Thousands of pro-democracy demonstrators marched in Hong Kong Sunday in the first major protests since the December end of an almost three-month occupation against China’s plan to influence elections in the city.
Carrying yellow umbrellas – the symbol of the pro-democracy occupation movement – and chanting “I want universal suffrage,” the protesters walked peacefully through Hong Kong’s entertainment, shopping and financial districts.
Pro-democracy demonstrators occupied streets in key parts of the city for 79 days last year, demanding China rescind its plan to vet candidates for the city’s first election of its chief executive set for 2017. The Chinese and Hong Kong governments refused to make any concessions, and the final demonstrators were cleared by police on Dec. 15 with organizers pledging to continue their fight for open elections.
Hong Kong’s police removed barricades and tore down tents around government offices as a group of protesters prepared to make a last stand after more than two months of democracy demonstrations.
Police officers carrying shields advanced down roads and took down obstacles, while others sealed off the area after a final warning given by Senior Superintendent Kwok Pak-chung. The clearance will end 11 weeks of student-led protests, with China refusing to budge on its decision to control the nomination process for the city’s first leadership election in 2017. The focus will shift to the Legislative Council, where pro-democracy lawmakers have pledged to block the passage of the electoral bill without substantial changes.
The demonstrations, the biggest challenge to China’s sovereignty over Hong Kong since the city’s return in 1997, drew more than 100,000 people at its peak and led to several violent clashes with police.
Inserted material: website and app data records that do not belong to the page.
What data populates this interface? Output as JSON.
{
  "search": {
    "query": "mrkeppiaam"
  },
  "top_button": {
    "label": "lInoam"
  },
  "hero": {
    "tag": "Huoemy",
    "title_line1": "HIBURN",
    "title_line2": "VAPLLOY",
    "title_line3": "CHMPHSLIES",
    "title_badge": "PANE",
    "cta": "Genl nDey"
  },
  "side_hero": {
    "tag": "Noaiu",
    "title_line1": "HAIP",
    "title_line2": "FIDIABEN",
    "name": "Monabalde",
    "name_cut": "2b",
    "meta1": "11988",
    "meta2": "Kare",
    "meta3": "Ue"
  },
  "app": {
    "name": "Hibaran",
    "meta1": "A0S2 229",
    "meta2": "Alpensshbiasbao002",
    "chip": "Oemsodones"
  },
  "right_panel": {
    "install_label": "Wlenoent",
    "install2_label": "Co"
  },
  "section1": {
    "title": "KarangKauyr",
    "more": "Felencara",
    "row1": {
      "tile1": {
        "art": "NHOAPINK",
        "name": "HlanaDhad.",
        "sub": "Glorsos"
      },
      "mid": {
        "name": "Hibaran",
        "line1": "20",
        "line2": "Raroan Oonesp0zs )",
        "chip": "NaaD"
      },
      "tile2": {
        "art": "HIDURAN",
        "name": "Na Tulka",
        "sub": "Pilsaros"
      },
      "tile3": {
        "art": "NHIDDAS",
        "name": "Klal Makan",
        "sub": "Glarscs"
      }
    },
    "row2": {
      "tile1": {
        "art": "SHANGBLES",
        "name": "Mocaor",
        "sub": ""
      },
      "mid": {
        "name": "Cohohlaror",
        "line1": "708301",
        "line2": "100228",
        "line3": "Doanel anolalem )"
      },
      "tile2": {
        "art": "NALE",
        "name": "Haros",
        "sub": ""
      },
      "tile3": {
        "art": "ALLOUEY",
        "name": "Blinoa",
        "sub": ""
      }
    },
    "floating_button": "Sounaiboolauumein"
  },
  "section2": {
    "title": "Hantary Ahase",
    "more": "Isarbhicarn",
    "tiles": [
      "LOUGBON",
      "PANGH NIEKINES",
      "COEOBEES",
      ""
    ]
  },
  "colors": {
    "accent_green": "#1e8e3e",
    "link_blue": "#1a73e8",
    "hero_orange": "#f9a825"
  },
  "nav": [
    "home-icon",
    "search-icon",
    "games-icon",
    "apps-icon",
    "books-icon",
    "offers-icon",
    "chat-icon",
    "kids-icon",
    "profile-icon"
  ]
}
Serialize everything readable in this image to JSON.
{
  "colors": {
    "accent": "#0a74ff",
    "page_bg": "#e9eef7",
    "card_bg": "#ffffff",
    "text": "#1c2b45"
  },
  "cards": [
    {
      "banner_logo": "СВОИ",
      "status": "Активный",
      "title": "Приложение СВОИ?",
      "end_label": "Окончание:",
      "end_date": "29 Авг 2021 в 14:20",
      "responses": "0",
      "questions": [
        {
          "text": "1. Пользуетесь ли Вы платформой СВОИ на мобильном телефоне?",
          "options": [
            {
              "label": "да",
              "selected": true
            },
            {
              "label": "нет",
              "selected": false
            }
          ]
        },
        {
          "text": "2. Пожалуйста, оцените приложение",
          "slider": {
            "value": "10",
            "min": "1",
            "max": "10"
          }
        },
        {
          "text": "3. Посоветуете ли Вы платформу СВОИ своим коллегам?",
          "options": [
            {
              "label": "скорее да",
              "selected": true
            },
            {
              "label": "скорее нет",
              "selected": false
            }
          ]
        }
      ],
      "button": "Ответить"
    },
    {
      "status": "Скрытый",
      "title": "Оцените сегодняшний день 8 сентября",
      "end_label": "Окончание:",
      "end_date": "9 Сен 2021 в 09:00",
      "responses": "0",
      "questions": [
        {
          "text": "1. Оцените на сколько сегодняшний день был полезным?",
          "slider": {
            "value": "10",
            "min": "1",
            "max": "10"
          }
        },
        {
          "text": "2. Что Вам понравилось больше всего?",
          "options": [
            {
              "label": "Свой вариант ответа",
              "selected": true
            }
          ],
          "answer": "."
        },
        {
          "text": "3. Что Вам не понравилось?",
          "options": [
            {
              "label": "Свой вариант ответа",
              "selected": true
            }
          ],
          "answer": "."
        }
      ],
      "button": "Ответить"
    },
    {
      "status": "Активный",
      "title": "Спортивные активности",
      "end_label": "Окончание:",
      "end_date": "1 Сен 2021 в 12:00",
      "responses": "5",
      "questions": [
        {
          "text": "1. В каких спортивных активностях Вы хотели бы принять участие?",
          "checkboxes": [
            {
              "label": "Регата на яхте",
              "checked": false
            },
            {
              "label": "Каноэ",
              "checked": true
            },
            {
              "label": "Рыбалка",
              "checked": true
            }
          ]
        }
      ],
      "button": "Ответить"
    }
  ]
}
While public support has waned, the protests have raised the political consciousness of younger people, said lawmaker Claudia Mo.
Student leaders said yesterday they plan to broaden the struggle for free elections, and may seek to pressure government officials during public consultation meetings for the electoral reforms.
Full coverage of the Hong Kong protests by Bloomberg photos here.
Photographers: Lam Yik Fei, Billy H.C. Kwok/Bloomberg